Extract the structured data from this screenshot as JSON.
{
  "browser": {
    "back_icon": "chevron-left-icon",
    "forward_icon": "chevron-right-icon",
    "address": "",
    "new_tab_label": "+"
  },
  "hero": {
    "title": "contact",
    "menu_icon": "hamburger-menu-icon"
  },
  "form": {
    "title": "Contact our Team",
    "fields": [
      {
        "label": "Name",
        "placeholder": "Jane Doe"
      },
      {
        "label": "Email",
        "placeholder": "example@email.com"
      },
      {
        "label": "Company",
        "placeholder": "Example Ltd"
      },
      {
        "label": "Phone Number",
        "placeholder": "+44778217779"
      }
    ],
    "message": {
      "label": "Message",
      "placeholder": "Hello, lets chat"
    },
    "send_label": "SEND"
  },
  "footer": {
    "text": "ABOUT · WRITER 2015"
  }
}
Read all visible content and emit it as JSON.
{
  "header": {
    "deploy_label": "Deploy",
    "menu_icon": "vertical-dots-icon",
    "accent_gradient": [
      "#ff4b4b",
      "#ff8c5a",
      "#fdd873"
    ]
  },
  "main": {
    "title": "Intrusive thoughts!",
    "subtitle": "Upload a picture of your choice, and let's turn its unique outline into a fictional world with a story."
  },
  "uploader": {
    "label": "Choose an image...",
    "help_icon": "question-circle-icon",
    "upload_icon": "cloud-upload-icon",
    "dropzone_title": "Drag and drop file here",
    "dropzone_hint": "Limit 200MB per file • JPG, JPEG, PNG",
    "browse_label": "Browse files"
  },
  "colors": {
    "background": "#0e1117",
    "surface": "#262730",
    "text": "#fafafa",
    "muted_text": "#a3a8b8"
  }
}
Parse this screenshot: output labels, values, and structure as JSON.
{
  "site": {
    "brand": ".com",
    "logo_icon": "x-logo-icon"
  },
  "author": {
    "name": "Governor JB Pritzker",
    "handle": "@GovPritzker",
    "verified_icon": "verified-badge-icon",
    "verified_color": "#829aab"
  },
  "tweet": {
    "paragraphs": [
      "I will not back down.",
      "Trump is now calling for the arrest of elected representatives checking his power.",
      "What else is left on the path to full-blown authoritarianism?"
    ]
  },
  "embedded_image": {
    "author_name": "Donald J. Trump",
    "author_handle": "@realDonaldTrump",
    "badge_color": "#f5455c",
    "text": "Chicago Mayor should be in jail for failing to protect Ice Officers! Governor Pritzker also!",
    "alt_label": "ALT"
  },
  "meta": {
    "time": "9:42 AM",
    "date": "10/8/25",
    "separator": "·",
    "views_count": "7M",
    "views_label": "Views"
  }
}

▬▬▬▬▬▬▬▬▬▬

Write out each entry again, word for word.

Extract the structured data from this screenshot as JSON.
{
  "browser": {
    "back_icon": "chevron-left-icon",
    "forward_icon": "chevron-right-icon",
    "address": "",
    "new_tab_label": "+"
  },
  "hero": {
    "title": "contact",
    "menu_icon": "hamburger-menu-icon"
  },
  "form": {
    "title": "Contact our Team",
    "fields": [
      {
        "label": "Name",
        "placeholder": "Jane Doe"
      },
      {
        "label": "Email",
        "placeholder": "example@email.com"
      },
      {
        "label": "Company",
        "placeholder": "Example Ltd"
      },
      {
        "label": "Phone Number",
        "placeholder": "+44778217779"
      }
    ],
    "message": {
      "label": "Message",
      "placeholder": "Hello, lets chat"
    },
    "send_label": "SEND"
  },
  "footer": {
    "text": "ABOUT · WRITER 2015"
  }
}
Read all visible content and emit it as JSON.
{
  "header": {
    "deploy_label": "Deploy",
    "menu_icon": "vertical-dots-icon",
    "accent_gradient": [
      "#ff4b4b",
      "#ff8c5a",
      "#fdd873"
    ]
  },
  "main": {
    "title": "Intrusive thoughts!",
    "subtitle": "Upload a picture of your choice, and let's turn its unique outline into a fictional world with a story."
  },
  "uploader": {
    "label": "Choose an image...",
    "help_icon": "question-circle-icon",
    "upload_icon": "cloud-upload-icon",
    "dropzone_title": "Drag and drop file here",
    "dropzone_hint": "Limit 200MB per file • JPG, JPEG, PNG",
    "browse_label": "Browse files"
  },
  "colors": {
    "background": "#0e1117",
    "surface": "#262730",
    "text": "#fafafa",
    "muted_text": "#a3a8b8"
  }
}
Parse this screenshot: output labels, values, and structure as JSON.
{
  "site": {
    "brand": ".com",
    "logo_icon": "x-logo-icon"
  },
  "author": {
    "name": "Governor JB Pritzker",
    "handle": "@GovPritzker",
    "verified_icon": "verified-badge-icon",
    "verified_color": "#829aab"
  },
  "tweet": {
    "paragraphs": [
      "I will not back down.",
      "Trump is now calling for the arrest of elected representatives checking his power.",
      "What else is left on the path to full-blown authoritarianism?"
    ]
  },
  "embedded_image": {
    "author_name": "Donald J. Trump",
    "author_handle": "@realDonaldTrump",
    "badge_color": "#f5455c",
    "text": "Chicago Mayor should be in jail for failing to protect Ice Officers! Governor Pritzker also!",
    "alt_label": "ALT"
  },
  "meta": {
    "time": "9:42 AM",
    "date": "10/8/25",
    "separator": "·",
    "views_count": "7M",
    "views_label": "Views"
  }
}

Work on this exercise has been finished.